[4]. Olive, Keith A., et al. “Review of particle physics.” *Chinese physics C* 38.9 (2014): 090001.

[5]. Grassberger, Peter, and M. Scheunert. “Fock‐space methods for identical classical objects.” *Fortschritte der Physik* 28.10 (1980): 547-578.

[6]. Muscat, Joseph. *Functional analysis: an introduction to metric spaces, Hilbert* *spaces, and Banach algebras*. Springer, 2014.

[7]. Debnath, Lokenath, and Piotr Mikusinski. *Introduction to Hilbert spaces with* *applications*. Academic press, 2005.

[8]. Zurek, Wojciech H. *Complexity, entropy and the physics of information*. CRC Press, 2018.

[9]. Petz, Dénes. “Entropy, von Neumann and the von Neumann entropy.” *John von* *Neumann and the foundations of quantum physics*. Springer, Dordrecht, 2001. 83-96.

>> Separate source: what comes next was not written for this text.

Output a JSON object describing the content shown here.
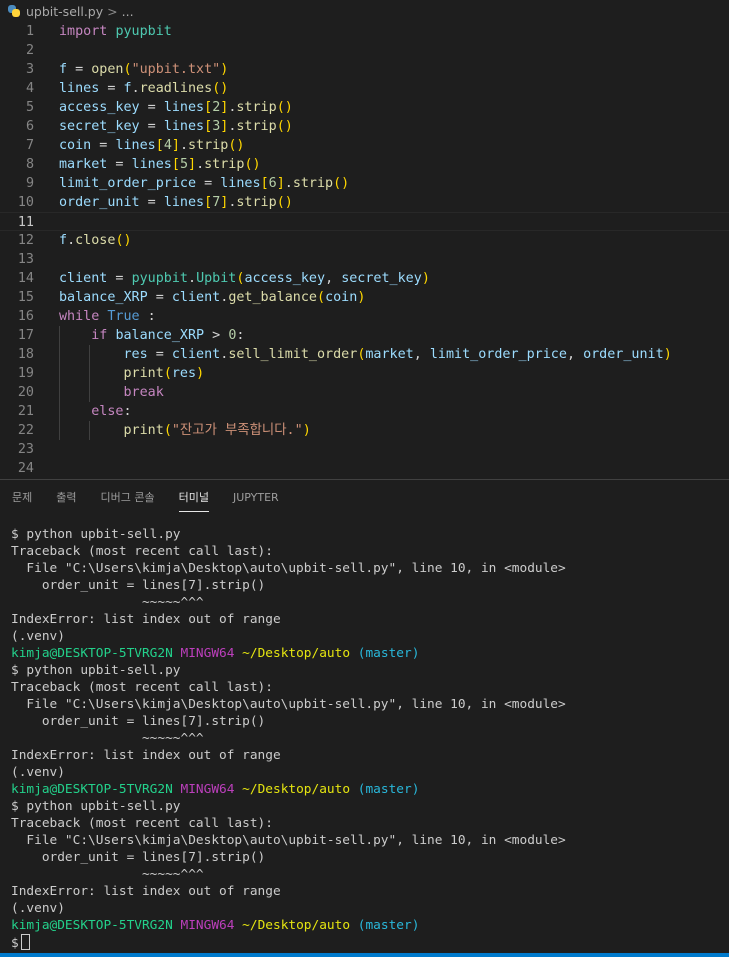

[10]. ter Haar Romeny, Bart M. “The gaussian kernel.” *Front-End Vision and Multi-Scale* *Image Analysis: Multi-Scale Computer Vision Theory and Applications, written in* *Mathematics* (2003): 37-51.

[11]. Elden, Lars, Fredrik Berntsson, and Teresa Reginska. “Wavelet and Fourier methods for solving the sideways heat equation.” *SIAM Journal on Scientific* *Computing* 21.6 (2000): 2187-2205.

[12]. Bertrand, Jacqueline, Pierre Bertrand, and Jean-Philippe Ovarlez. “The mellin transform.” (1995).

[13]. Swinnerton-Dyer, H. P. F., and B. J. Birch. “Elliptic curves and modular functions.” *Modular functions of one variable IV*. Springer, Berlin, Heidelberg, 1975. 2-32.

[14]. Krichever, Igor Moiseevich. “Methods of algebraic geometry in the theory of non- linear equations.” *Russian Mathematical Surveys* 32.6 (1977): 185.

[15]. Akhiezer, Naum Ilʹich. *Elements of the theory of elliptic functions*. Vol. 79. American Mathematical Soc., 1990.

[16]. Kapoor, Vivek, Vivek Sonny Abraham, and Ramesh Singh. “Elliptic curve cryptography.” *Ubiquity* 2008.May (2008): 1-8.

[17]. Weisstein, Eric W. “Jacobi Elliptic Functions.” *https://mathworld. wolfram.* *com/* (2002).

[18]. Koblitz, Neal I. *Introduction to elliptic curves and modular forms*. Vol. 97. Springer Science & Business Media, 2012.

[19]. Vieira, Paulo. “Blockchain and the Riemann Zeta Function.” *International Congress* *on Blockchain and Applications*. Springer, Cham, 2021.

Daily magazine for entrepreneurs and business owners